South Africa could only add 10 runs to their overnight score of 359/9 before Morkel (40) eventually was bowled by the spinner, Jeetan Patel (1-57), to put New Zealand out of the misery of a 57-run last-wicket stand. Vernon Philander was not out on 37.

The morning session produced wickets with the new ball on the first two days and today was no different as New Zealand’s second innings crumbled to 90 for five soon after lunch. Having conceded a first-innings lead of 91, they were staring down the barrel on a cold and grey day in the capital city.

Morne Morkel claimed the first three scalps as he nipped each of Tom Latham (6), Kane Williamson (1) and Neil Broom (2) out quickly. Morkel extracted some extra bounce out of the surface with the harder ball but it was Maharaj who destroyed the middle order as he took each of the next six wickets, for just 40 runs.

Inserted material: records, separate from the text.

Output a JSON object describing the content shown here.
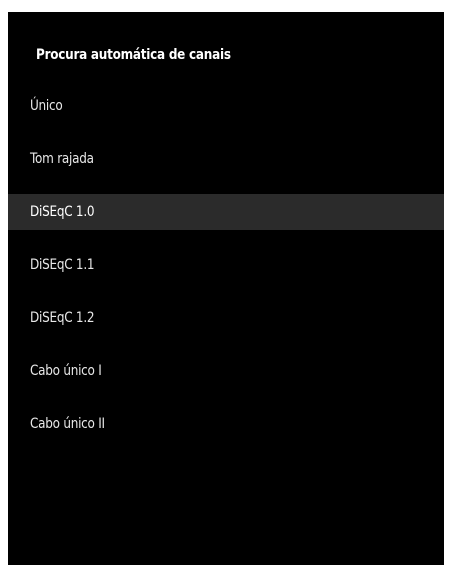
{
  "header": {
    "title": "Procura automática de canais"
  },
  "menu": {
    "selected_index": 2,
    "items": [
      {
        "label": "Único"
      },
      {
        "label": "Tom rajada"
      },
      {
        "label": "DiSEqC 1.0"
      },
      {
        "label": "DiSEqC 1.1"
      },
      {
        "label": "DiSEqC 1.2"
      },
      {
        "label": "Cabo único I"
      },
      {
        "label": "Cabo único II"
      }
    ]
  },
  "colors": {
    "background": "#000000",
    "highlight": "#2b2b2b",
    "text": "#ffffff"
  }
}
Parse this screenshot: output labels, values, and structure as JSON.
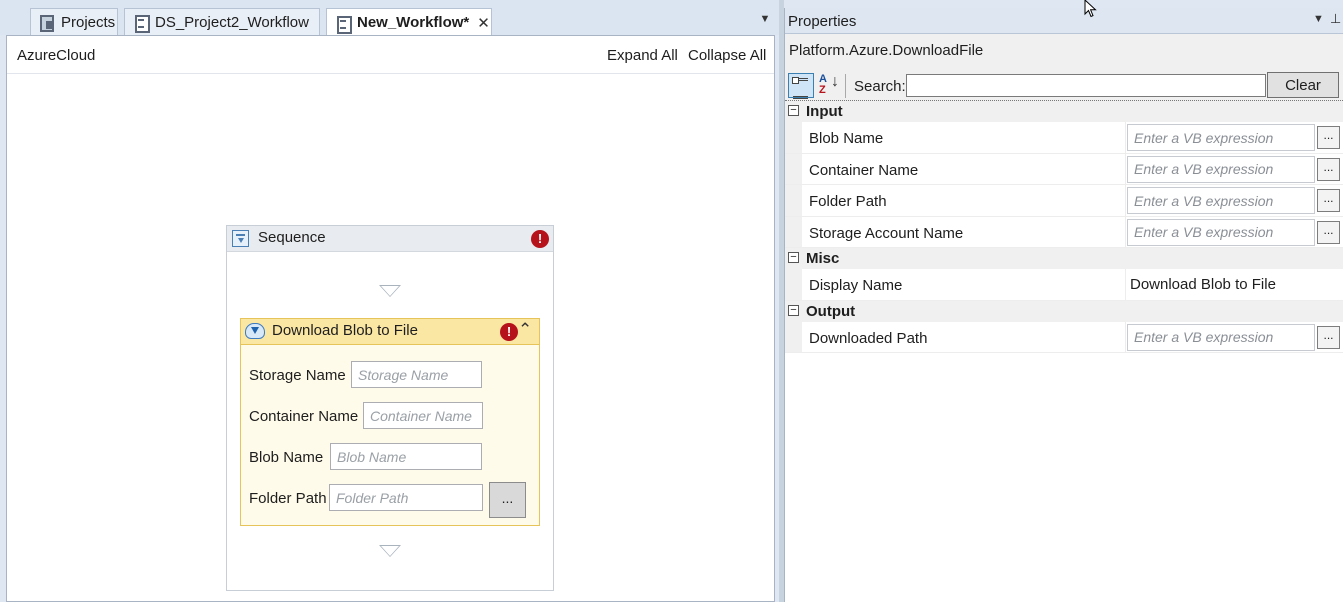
{
  "tabs": [
    {
      "label": "Projects",
      "icon": "projects-icon"
    },
    {
      "label": "DS_Project2_Workflow",
      "icon": "document-icon"
    },
    {
      "label": "New_Workflow*",
      "icon": "document-icon",
      "active": true,
      "close": "✕"
    }
  ],
  "designer": {
    "breadcrumb": "AzureCloud",
    "expand_all": "Expand All",
    "collapse_all": "Collapse All",
    "sequence": {
      "title": "Sequence",
      "error_mark": "!"
    },
    "activity": {
      "title": "Download Blob to File",
      "error_mark": "!",
      "collapse_glyph": "⌃",
      "fields": [
        {
          "label": "Storage Name",
          "placeholder": "Storage Name"
        },
        {
          "label": "Container Name",
          "placeholder": "Container Name"
        },
        {
          "label": "Blob Name",
          "placeholder": "Blob Name"
        },
        {
          "label": "Folder Path",
          "placeholder": "Folder Path"
        }
      ],
      "browse_label": "..."
    }
  },
  "properties": {
    "title": "Properties",
    "type_name": "Platform.Azure.DownloadFile",
    "search_label": "Search:",
    "search_value": "",
    "clear_label": "Clear",
    "categories": [
      {
        "name": "Input",
        "toggle": "−",
        "rows": [
          {
            "name": "Blob Name",
            "placeholder": "Enter a VB expression",
            "button": "..."
          },
          {
            "name": "Container Name",
            "placeholder": "Enter a VB expression",
            "button": "..."
          },
          {
            "name": "Folder Path",
            "placeholder": "Enter a VB expression",
            "button": "..."
          },
          {
            "name": "Storage Account Name",
            "placeholder": "Enter a VB expression",
            "button": "..."
          }
        ]
      },
      {
        "name": "Misc",
        "toggle": "−",
        "rows": [
          {
            "name": "Display Name",
            "value": "Download Blob to File"
          }
        ]
      },
      {
        "name": "Output",
        "toggle": "−",
        "rows": [
          {
            "name": "Downloaded Path",
            "placeholder": "Enter a VB expression",
            "button": "..."
          }
        ]
      }
    ]
  },
  "colors": {
    "error": "#b5121b",
    "activity_header": "#fbe7a4",
    "activity_border": "#e7c45a",
    "pane_background": "#dfe7f2"
  }
}
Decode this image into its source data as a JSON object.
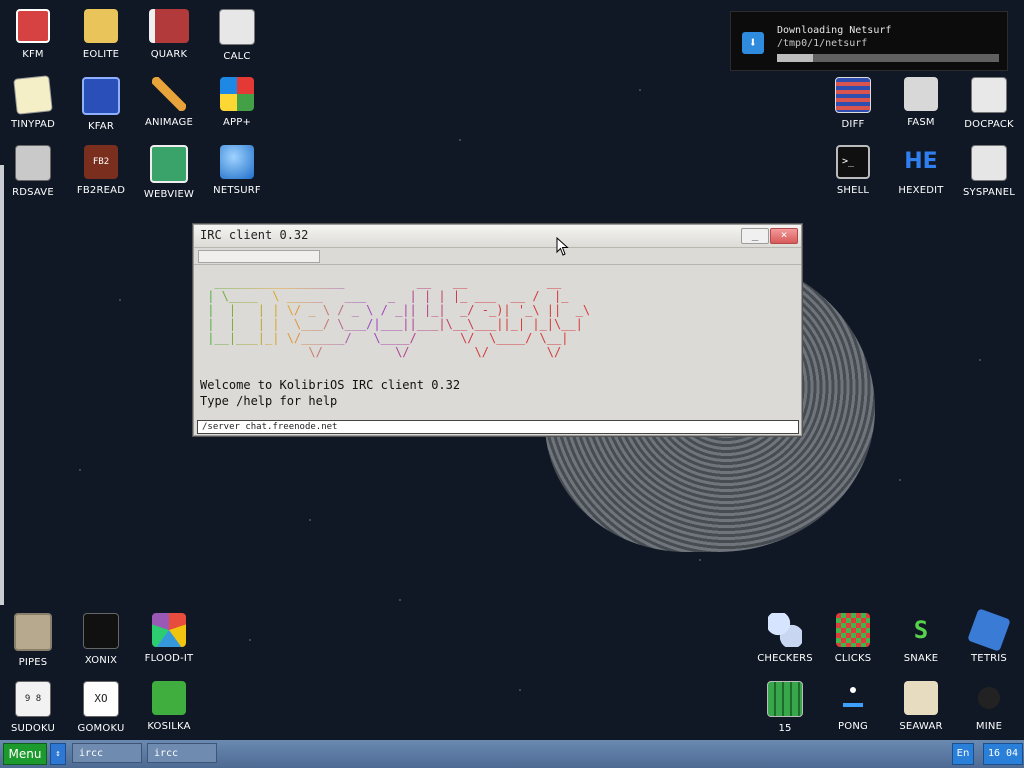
{
  "desktop": {
    "icons": [
      {
        "label": "KFM",
        "icon": "floppy-icon"
      },
      {
        "label": "EOLITE",
        "icon": "folder-icon"
      },
      {
        "label": "QUARK",
        "icon": "book-icon"
      },
      {
        "label": "CALC",
        "icon": "calculator-icon"
      },
      {
        "label": "TINYPAD",
        "icon": "notepad-icon"
      },
      {
        "label": "KFAR",
        "icon": "panels-icon"
      },
      {
        "label": "ANIMAGE",
        "icon": "pencil-icon"
      },
      {
        "label": "APP+",
        "icon": "cube-icon"
      },
      {
        "label": "RDSAVE",
        "icon": "disk-save-icon"
      },
      {
        "label": "FB2READ",
        "icon": "fb2-book-icon"
      },
      {
        "label": "WEBVIEW",
        "icon": "web-image-icon"
      },
      {
        "label": "NETSURF",
        "icon": "globe-icon"
      },
      {
        "label": "DIFF",
        "icon": "diff-icon"
      },
      {
        "label": "FASM",
        "icon": "fasm-icon"
      },
      {
        "label": "DOCPACK",
        "icon": "cabinet-icon"
      },
      {
        "label": "SHELL",
        "icon": "terminal-icon"
      },
      {
        "label": "HEXEDIT",
        "icon": "hex-icon"
      },
      {
        "label": "SYSPANEL",
        "icon": "sliders-icon"
      },
      {
        "label": "PIPES",
        "icon": "pipes-icon"
      },
      {
        "label": "XONIX",
        "icon": "xonix-icon"
      },
      {
        "label": "FLOOD-IT",
        "icon": "color-grid-icon"
      },
      {
        "label": "SUDOKU",
        "icon": "sudoku-icon"
      },
      {
        "label": "GOMOKU",
        "icon": "gomoku-icon"
      },
      {
        "label": "KOSILKA",
        "icon": "lawnmower-icon"
      },
      {
        "label": "CHECKERS",
        "icon": "checkers-icon"
      },
      {
        "label": "CLICKS",
        "icon": "blocks-icon"
      },
      {
        "label": "SNAKE",
        "icon": "snake-icon"
      },
      {
        "label": "TETRIS",
        "icon": "tetris-icon"
      },
      {
        "label": "15",
        "icon": "fifteen-puzzle-icon"
      },
      {
        "label": "PONG",
        "icon": "pong-icon"
      },
      {
        "label": "SEAWAR",
        "icon": "battleship-icon"
      },
      {
        "label": "MINE",
        "icon": "mine-icon"
      }
    ]
  },
  "notification": {
    "title": "Downloading Netsurf",
    "path": "/tmp0/1/netsurf",
    "progress": 0.16
  },
  "irc": {
    "title": "IRC client 0.32",
    "min_label": "_",
    "close_label": "×",
    "ascii_rows": [
      "  __________________          __   __           __",
      " | \\____  \\ _____   ___   _  | | | |_ ___  __ /  |_",
      " |  |   | | \\/ _ \\ / _ \\ / _|| |_|  _/ -_)| '_\\ ||  _\\",
      " |  |   | |  \\___/ \\___/|___||___|\\__\\___||_| |_|\\__|",
      " |__|___|_| \\/______/   \\____/      \\/  \\____/ \\__|",
      "               \\/          \\/         \\/        \\/"
    ],
    "messages": [
      "Welcome to KolibriOS IRC client 0.32",
      "Type /help for help"
    ],
    "input_value": "/server chat.freenode.net"
  },
  "taskbar": {
    "menu_label": "Menu",
    "arrow_label": "↕",
    "tasks": [
      "ircc",
      "ircc"
    ],
    "lang": "En",
    "clock": "16 04"
  },
  "colors": {
    "ascii_gradient": [
      "#3fb14a",
      "#e6a52b",
      "#9c46c7",
      "#d23c3c"
    ]
  }
}
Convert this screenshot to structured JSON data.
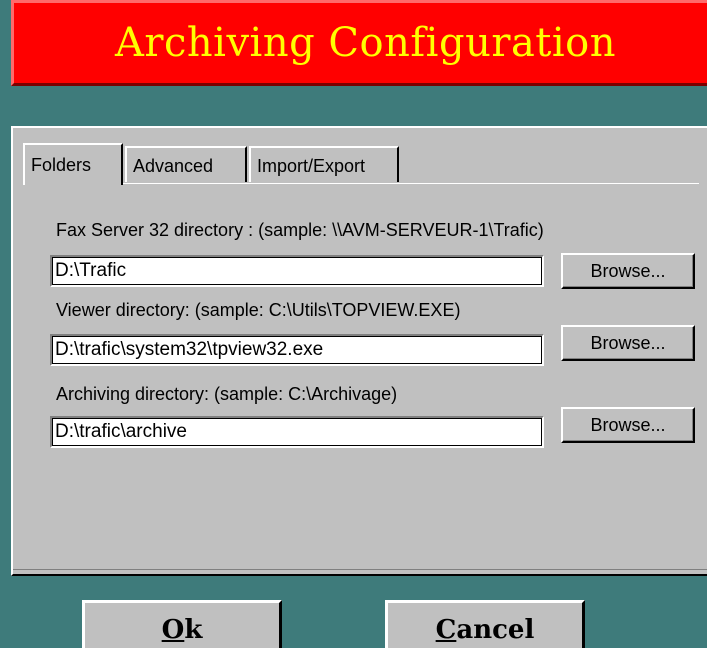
{
  "window": {
    "title": "Archiving Configuration"
  },
  "tabs": [
    {
      "label": "Folders",
      "active": true
    },
    {
      "label": "Advanced",
      "active": false
    },
    {
      "label": "Import/Export",
      "active": false
    }
  ],
  "folders": {
    "fax_server": {
      "label": "Fax Server 32 directory : (sample: \\\\AVM-SERVEUR-1\\Trafic)",
      "value": "D:\\Trafic",
      "browse_label": "Browse..."
    },
    "viewer": {
      "label": "Viewer directory: (sample: C:\\Utils\\TOPVIEW.EXE)",
      "value": "D:\\trafic\\system32\\tpview32.exe",
      "browse_label": "Browse..."
    },
    "archive": {
      "label": "Archiving directory: (sample: C:\\Archivage)",
      "value": "D:\\trafic\\archive",
      "browse_label": "Browse..."
    }
  },
  "buttons": {
    "ok": {
      "first": "O",
      "rest": "k"
    },
    "cancel": {
      "first": "C",
      "rest": "ancel"
    }
  },
  "colors": {
    "background": "#3e7b7b",
    "title_bar": "#ff0000",
    "title_text": "#ffff00",
    "panel": "#c0c0c0"
  }
}
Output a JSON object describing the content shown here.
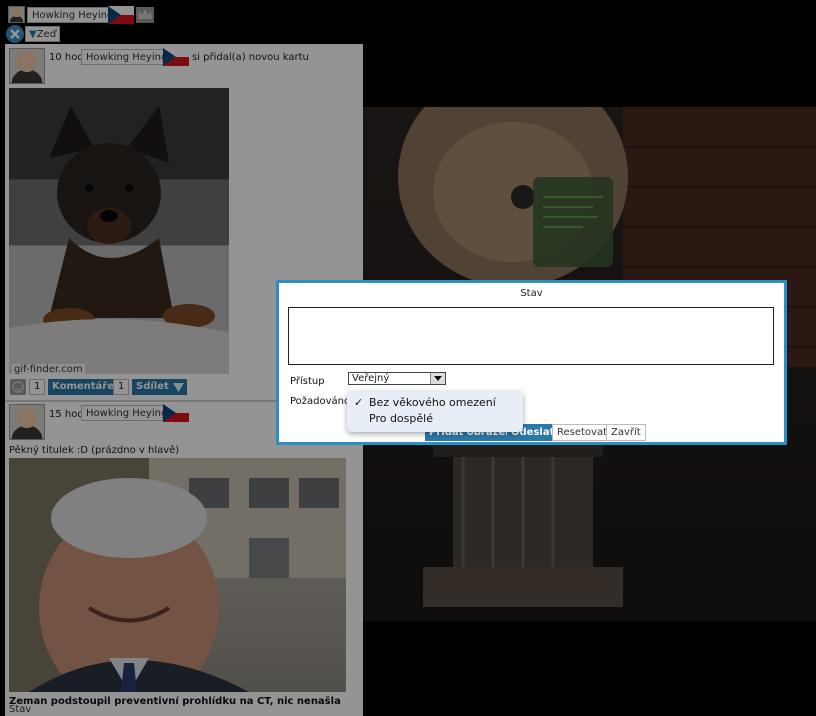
{
  "top_bar": {
    "user_name": "Howking Heying",
    "wall_label": "Zeď"
  },
  "posts": [
    {
      "time": "10 hod",
      "author": "Howking Heying",
      "action": "si přidal(a) novou kartu",
      "watermark": "gif-finder.com",
      "like_count": "1",
      "comments_label": "Komentáře",
      "comment_count": "1",
      "share_label": "Sdílet"
    },
    {
      "time": "15 hod",
      "author": "Howking Heying",
      "text": "Pěkný titulek :D (prázdno v hlavě)",
      "caption": "Zeman podstoupil preventivní prohlídku na CT, nic nenašla"
    }
  ],
  "bottom_tab": "Stav",
  "dialog": {
    "title": "Stav",
    "textarea_value": "",
    "access_label": "Přístup",
    "access_value": "Veřejný",
    "required_label": "Požadováno",
    "buttons": {
      "add_picture": "Přidat obrázek",
      "send": "Odeslat",
      "reset": "Resetovat",
      "close": "Zavřít"
    },
    "dropdown": {
      "options": [
        "Bez věkového omezení",
        "Pro dospělé"
      ],
      "selected_index": 0
    }
  }
}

Maharaj’s efforts represented the best figures by a South African spinner since 2003 and the second-best ever figures by a slow bowler in Test history at the Basin Reserve. He bowled with great control and tact, working to plans with slight variations and considerably more turn than any other on this good batting track during the three days that the Test lasted.

No spinner had taken five-wicket hauls in consecutive matches in New Zealand since 1973. With match figures of eight for 87 he was duly named man of the match.

South Africa were thus set a target of only 81 for victory. They made fairly light work of the chase and despite losing their openers Stephen Cook (11) and Dean Elgar (17), they were able to knock up the required runs five minutes before the extra half hour was up.

Cook’s lack of form is a worry to the team and that Dean Elgar fell once again to a short ball by his old mate Neil Wagner, will likely be a worry to himself.

That this Test was over in three days on a good batting strip was more indicative of a poor showing with the bat by New Zealand than anything else. The home side lost wickets to the spin of JP Duminy in the first innings and Maharaj in the second innings and while Maharaj bowled beautifully today, they should have put up more of a fight.

It did not help that they were without their second-best batsman, Ross Taylor, and indeed their best bowler, Trent Boult, but New Zealand will be very disappointed by this result. The big turning point in the match was the 160-run partnership for the sixth by Quinton de Kock and Temba Bavuma on day two and New Zealand simply never recovered from it. They did not put up much a fight in any of the remaining four sessions

South Africa lead the three-match series 1-0 with one game to play in Hamilton a whole week from now. The side will feel relaxed and have plenty of time for golf and girlfriends, who are on holiday in the country now.

The Proteas now cannot lose the series which means New Zealand will have to wait for a first ever series win over the men from South Africa.

By Nicholas Sadleir